Schumann Dichterliebe & Kerner-Lieder
It is possible (though I don't quite see how) to love Fischer-Dieskau's records and not particularly want to play them. There must be some fault in the logic of that, you might think, but it is true of myself and may well be of others. It's a bit like reading Joseph Conrad: I admire and enjoy him when I start and yet it is a good many years since I last started. Why it should be so with Fischer-Dieskau may have to do with the very fact that his 75th birthday can be celebrated in such a way - 21 volumes of him, and those merely a selection of his recordings for one company.
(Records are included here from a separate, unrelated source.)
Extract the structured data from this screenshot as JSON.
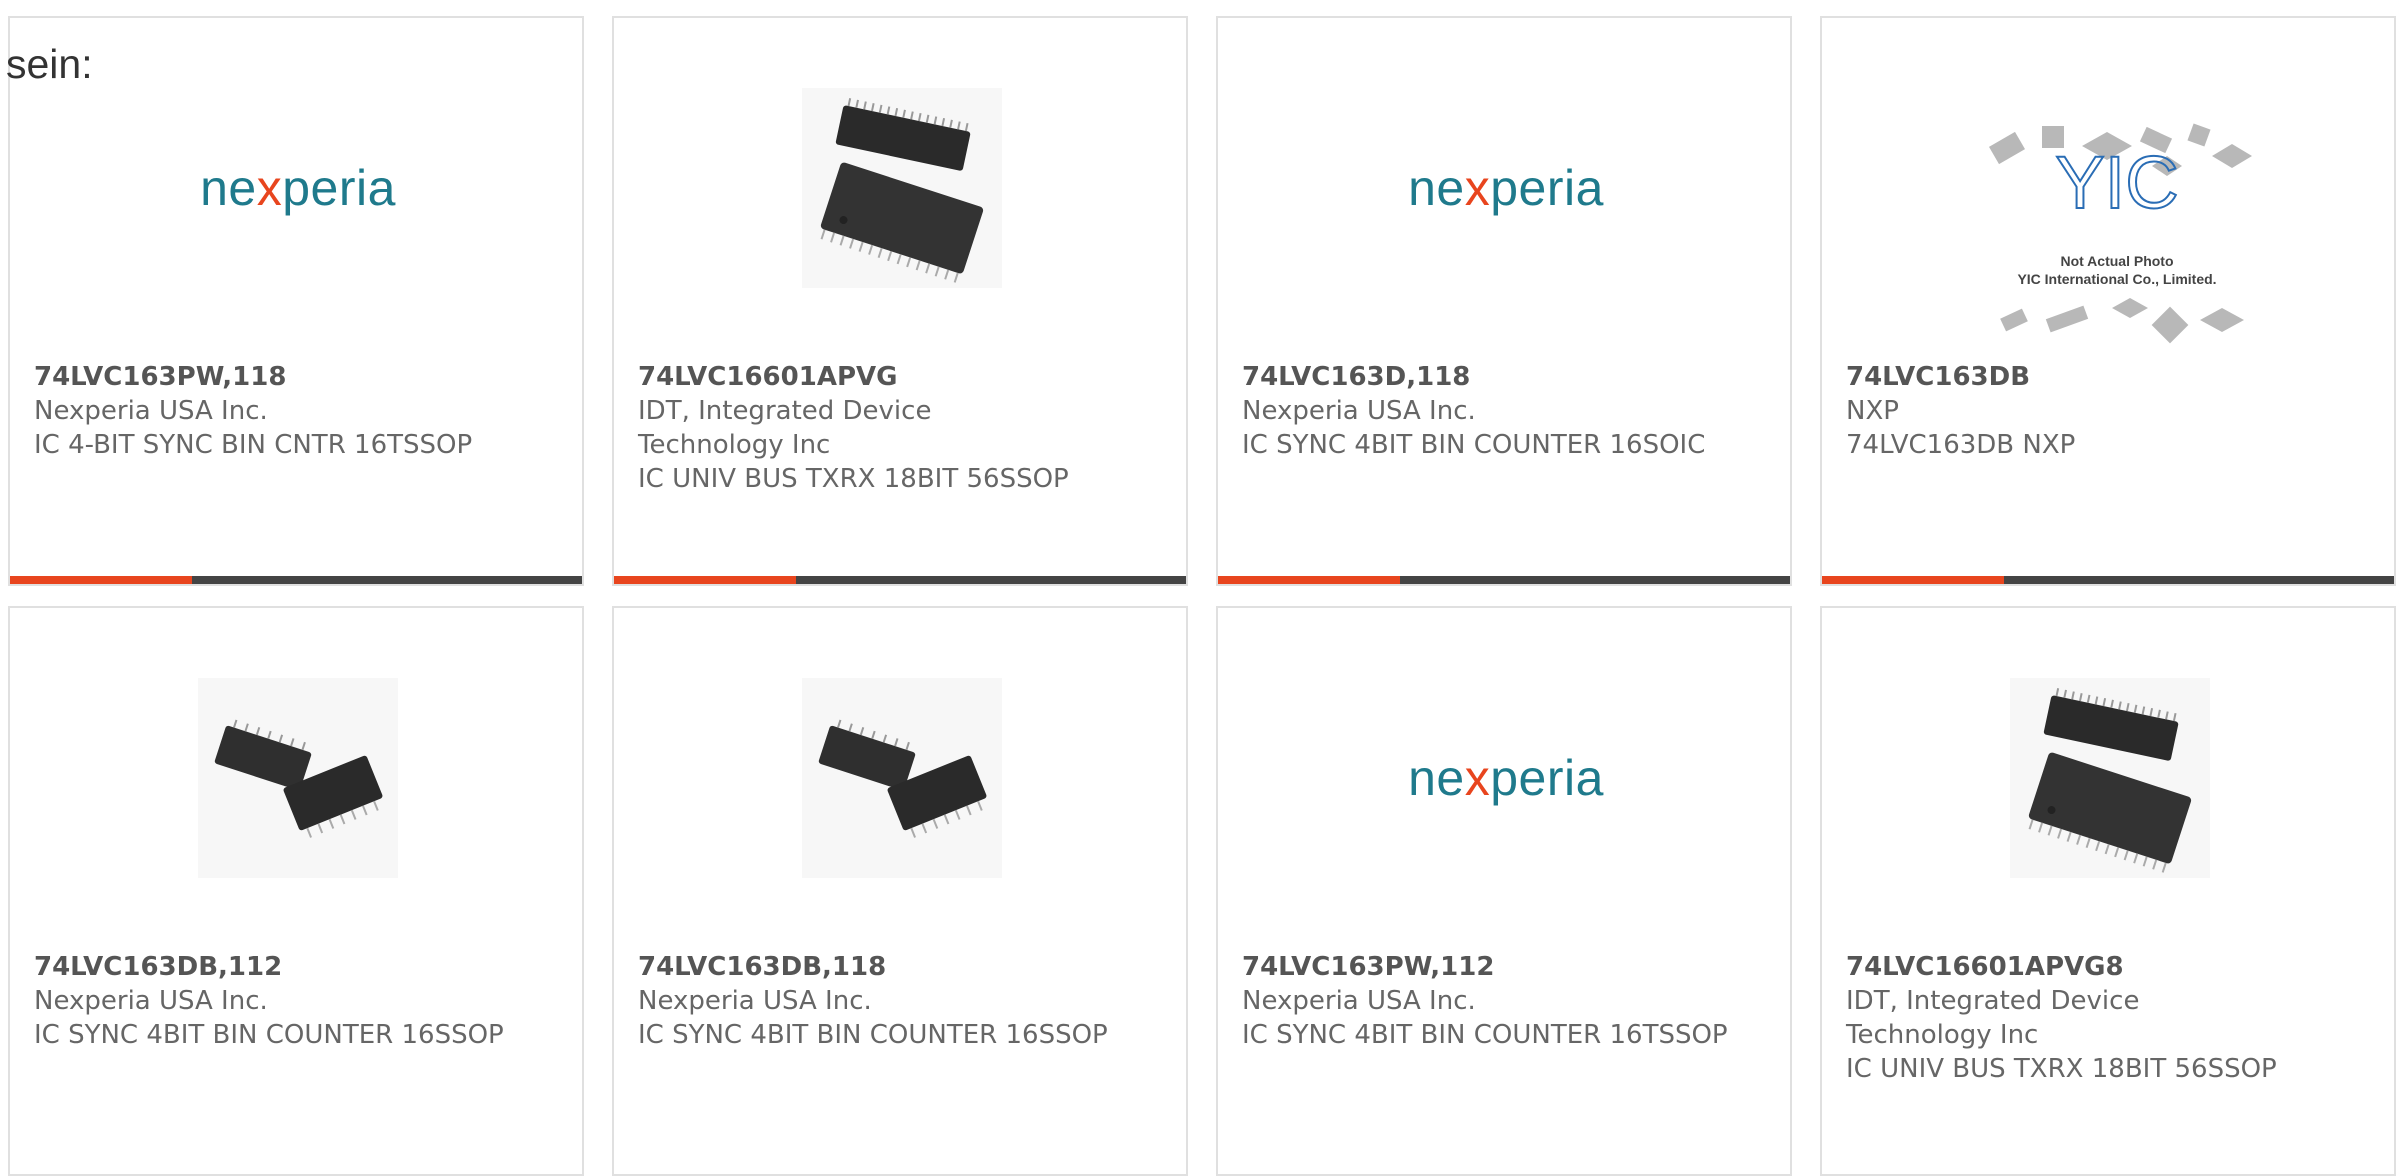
{
  "intro_text": "sein:",
  "brand_logo": {
    "name": "nexperia",
    "parts": [
      "ne",
      "x",
      "peria"
    ]
  },
  "yic_placeholder": {
    "logo": "YIC",
    "line1": "Not Actual Photo",
    "line2": "YIC International Co., Limited."
  },
  "colors": {
    "accent": "#e8451e",
    "bar": "#444444",
    "brand_teal": "#1f7a8c"
  },
  "products": [
    {
      "part": "74LVC163PW,118",
      "mfr": "Nexperia USA Inc.",
      "desc": "IC 4-BIT SYNC BIN CNTR 16TSSOP",
      "image": "nexperia-logo",
      "has_bar": true
    },
    {
      "part": "74LVC16601APVG",
      "mfr": "IDT, Integrated Device Technology Inc",
      "desc": "IC UNIV BUS TXRX 18BIT 56SSOP",
      "image": "ssop56-chip",
      "has_bar": true
    },
    {
      "part": "74LVC163D,118",
      "mfr": "Nexperia USA Inc.",
      "desc": "IC SYNC 4BIT BIN COUNTER 16SOIC",
      "image": "nexperia-logo",
      "has_bar": true
    },
    {
      "part": "74LVC163DB",
      "mfr": "NXP",
      "desc": "74LVC163DB NXP",
      "image": "yic-placeholder",
      "has_bar": true
    },
    {
      "part": "74LVC163DB,112",
      "mfr": "Nexperia USA Inc.",
      "desc": "IC SYNC 4BIT BIN COUNTER 16SSOP",
      "image": "ssop16-chips",
      "has_bar": false
    },
    {
      "part": "74LVC163DB,118",
      "mfr": "Nexperia USA Inc.",
      "desc": "IC SYNC 4BIT BIN COUNTER 16SSOP",
      "image": "ssop16-chips",
      "has_bar": false
    },
    {
      "part": "74LVC163PW,112",
      "mfr": "Nexperia USA Inc.",
      "desc": "IC SYNC 4BIT BIN COUNTER 16TSSOP",
      "image": "nexperia-logo",
      "has_bar": false
    },
    {
      "part": "74LVC16601APVG8",
      "mfr": "IDT, Integrated Device Technology Inc",
      "desc": "IC UNIV BUS TXRX 18BIT 56SSOP",
      "image": "ssop56-chip",
      "has_bar": false
    }
  ]
}
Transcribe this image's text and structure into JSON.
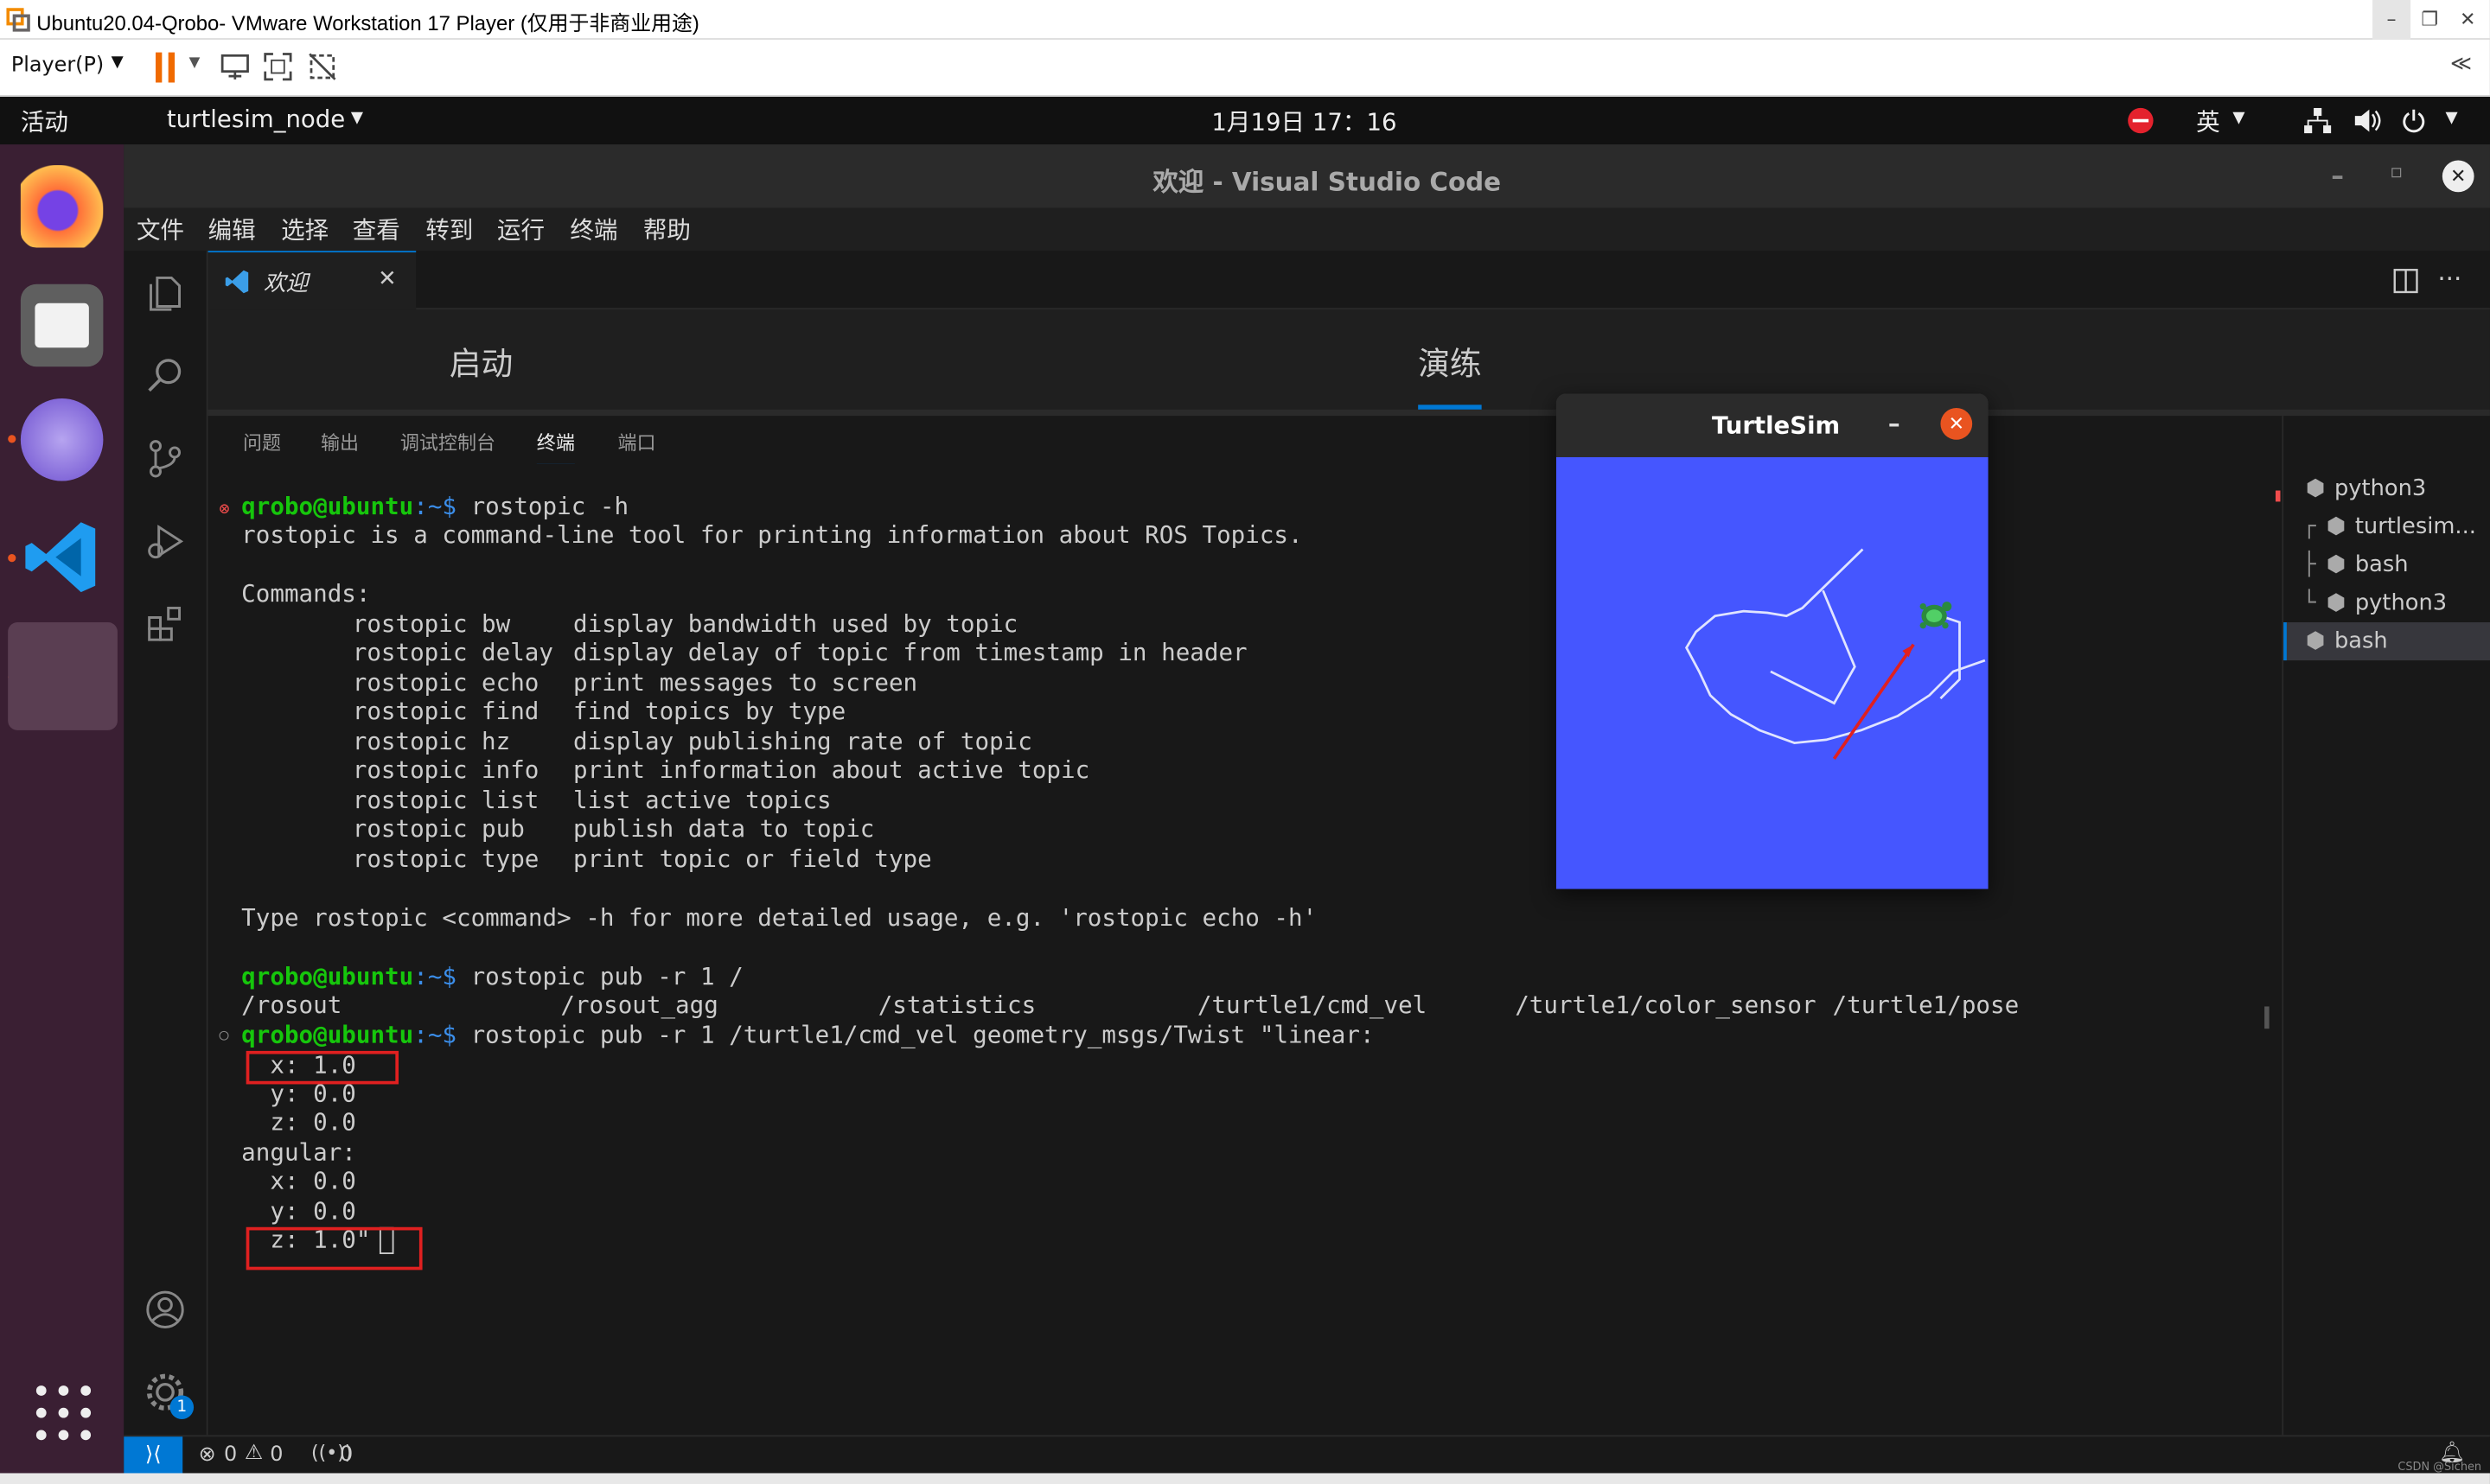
{
  "vmware": {
    "title": "Ubuntu20.04-Qrobo- VMware Workstation 17 Player (仅用于非商业用途)",
    "player_menu": "Player(P)",
    "collapse": "≪"
  },
  "ubuntu_bar": {
    "activities": "活动",
    "app_menu": "turtlesim_node",
    "clock": "1月19日 17：16",
    "input_method": "英"
  },
  "vscode": {
    "window_title": "欢迎 - Visual Studio Code",
    "menu": [
      "文件",
      "编辑",
      "选择",
      "查看",
      "转到",
      "运行",
      "终端",
      "帮助"
    ],
    "tab_label": "欢迎",
    "welcome": {
      "start_heading": "启动",
      "walkthrough_heading": "演练"
    },
    "panel_tabs": [
      "问题",
      "输出",
      "调试控制台",
      "终端",
      "端口"
    ],
    "active_panel_tab": "终端",
    "terminal": {
      "user_host": "qrobo@ubuntu",
      "path_prompt": ":~$",
      "cmd1": " rostopic -h",
      "help_line": "rostopic is a command-line tool for printing information about ROS Topics.",
      "commands_header": "Commands:",
      "commands": [
        {
          "name": "rostopic bw",
          "desc": "display bandwidth used by topic"
        },
        {
          "name": "rostopic delay",
          "desc": "display delay of topic from timestamp in header"
        },
        {
          "name": "rostopic echo",
          "desc": "print messages to screen"
        },
        {
          "name": "rostopic find",
          "desc": "find topics by type"
        },
        {
          "name": "rostopic hz",
          "desc": "display publishing rate of topic"
        },
        {
          "name": "rostopic info",
          "desc": "print information about active topic"
        },
        {
          "name": "rostopic list",
          "desc": "list active topics"
        },
        {
          "name": "rostopic pub",
          "desc": "publish data to topic"
        },
        {
          "name": "rostopic type",
          "desc": "print topic or field type"
        }
      ],
      "usage_line": "Type rostopic <command> -h for more detailed usage, e.g. 'rostopic echo -h'",
      "cmd2": " rostopic pub -r 1 /",
      "topics": [
        "/rosout",
        "/rosout_agg",
        "/statistics",
        "/turtle1/cmd_vel",
        "/turtle1/color_sensor",
        "/turtle1/pose"
      ],
      "cmd3": " rostopic pub -r 1 /turtle1/cmd_vel geometry_msgs/Twist \"linear:",
      "msg_lines": [
        "  x: 1.0",
        "  y: 0.0",
        "  z: 0.0",
        "angular:",
        "  x: 0.0",
        "  y: 0.0",
        "  z: 1.0\""
      ]
    },
    "terminal_list": [
      "python3",
      "turtlesim...",
      "bash",
      "python3",
      "bash"
    ],
    "status": {
      "errors": "0",
      "warnings": "0",
      "ports": "0"
    },
    "settings_badge": "1"
  },
  "turtlesim": {
    "title": "TurtleSim",
    "background": "#4556ff"
  },
  "watermark": "CSDN @Sichen"
}
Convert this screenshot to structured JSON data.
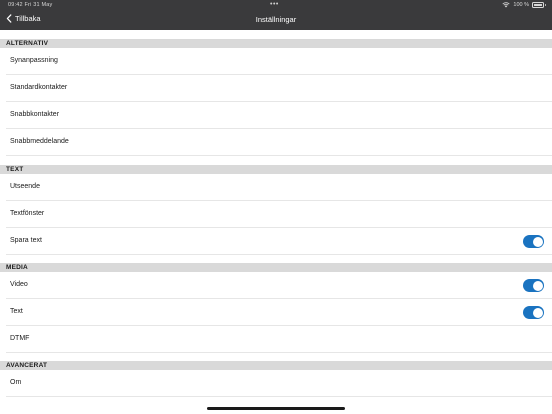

There is nothing like perpetual and plentiful availability for encouraging the thief of time. 'Tomorrow, 'one says. But, if so, can one really talk of 'love'? And if not, how come that each of these seven discs before me now has quickened the heart as though to greet an old love, the potency of which is attested by recognition and renewed discovery?
The very first minutes of the first track of the first disc show it to be so. An die ferne Geliebte straightway warms the heart and dispels any notion that Fischer-Dieskau's 'intellectualism' comes between the listener and the song. As it happened, I had not long before been listening to a Beethoven recital by Peter Schreier in which the cycle had been sung as it were by Florestan, a man in the extremity of emotional tension. Fischer-Dieskau is more moderate, less conceptualised, more responsive to the prevailing major tonality and no less subtle or moving therefore. Beautiful, for instance, is the way in which the saddened end of No 3 ('meine Tranen ohne Zahl') leads blissfully into No 4 ('Diese Wolken in den Hohen'). And the other delightful reassurance of this recital comes with the quality of his voice, surely at its best around this time, in the mid-1960s.
These records are also the fine product of a particularly fruitful collaboration. Jorg Demus has a touch, a refinement of tone, that distinguishes him as a pianist in his own right; but, more important here, he is a genuine, listening accompanist. In the Beethoven recital, Sehnsucht (Op 83) is a good example of the understanding between singer and pianist; in the Schumann discs, the Byron setting from Hebrew Melodies (Aus den hebraischen Gesangen) and 'Zu Augsburg steht ein hohes Haus' (
The pianist of the Wolf-Morike recital is Sviatoslav Richter, to whom fall some of the most fearsome virtuoso 'accompaniments', which, with the resounding celebrity of his name, should convince even the most singer-orientated of listeners that the two performers in such songs are of equal importance. Not that Richter necessarily plays his part better than would the regular 'accompanists': he hardly starts out on the Fussreise with the jaunty step of one who has been on this journey many times and in good company. Yet mostly the partnership is genuine and sometimes inspired, as in In der Fruhe and Im Fruhling, where Fischer-Dieskau communicates so eloquently that the yearning hardly needs words to express it, and where Richter's musing interlude seems to carry its own text.
Out of the seven discs, however, this would not be first choice. I'd come back to the two Schumanns, particularly to the Heine Liederkreis (463 506-2GFD), each song bringing a special delight (as the dream creeps into the heart in No 3, or the carpenter in the background of No 4 hammers home the coffin-nails). Or there is the Brahms to consider, with the Vier ernste Gesange passing all the tests, including real (not just formal) sensitivity to the meltingly beautiful change to major key in No 3. Fine, too, in similar mode, is Herbstgefuhl, and, contrastingly, the rich outcome of Alte Liebe. But if restricted to a single choice it might well be the Liszt. This brings many wonders (the breadth, smoothness and affection, for example, of